Each line that includes the word "account" should be copied from the records.

-------- DATA PROVIDED

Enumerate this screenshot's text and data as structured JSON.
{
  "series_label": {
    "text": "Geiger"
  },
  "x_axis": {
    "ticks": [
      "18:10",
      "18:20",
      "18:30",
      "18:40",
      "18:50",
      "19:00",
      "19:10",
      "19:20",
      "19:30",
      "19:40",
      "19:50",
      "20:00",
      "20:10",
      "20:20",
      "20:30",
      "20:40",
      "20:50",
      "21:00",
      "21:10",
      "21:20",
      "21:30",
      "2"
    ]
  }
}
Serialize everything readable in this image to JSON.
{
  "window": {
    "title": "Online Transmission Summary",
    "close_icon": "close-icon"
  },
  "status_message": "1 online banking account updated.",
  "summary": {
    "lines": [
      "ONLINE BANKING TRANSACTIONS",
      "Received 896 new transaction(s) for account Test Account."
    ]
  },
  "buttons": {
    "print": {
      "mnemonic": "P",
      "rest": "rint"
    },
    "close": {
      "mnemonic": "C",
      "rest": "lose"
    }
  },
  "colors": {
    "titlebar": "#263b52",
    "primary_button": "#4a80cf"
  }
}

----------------

RESPONSE TO THE EXERCISE
  "status_message": "1 online banking account updated.",
      "Received 896 new transaction(s) for account Test Account."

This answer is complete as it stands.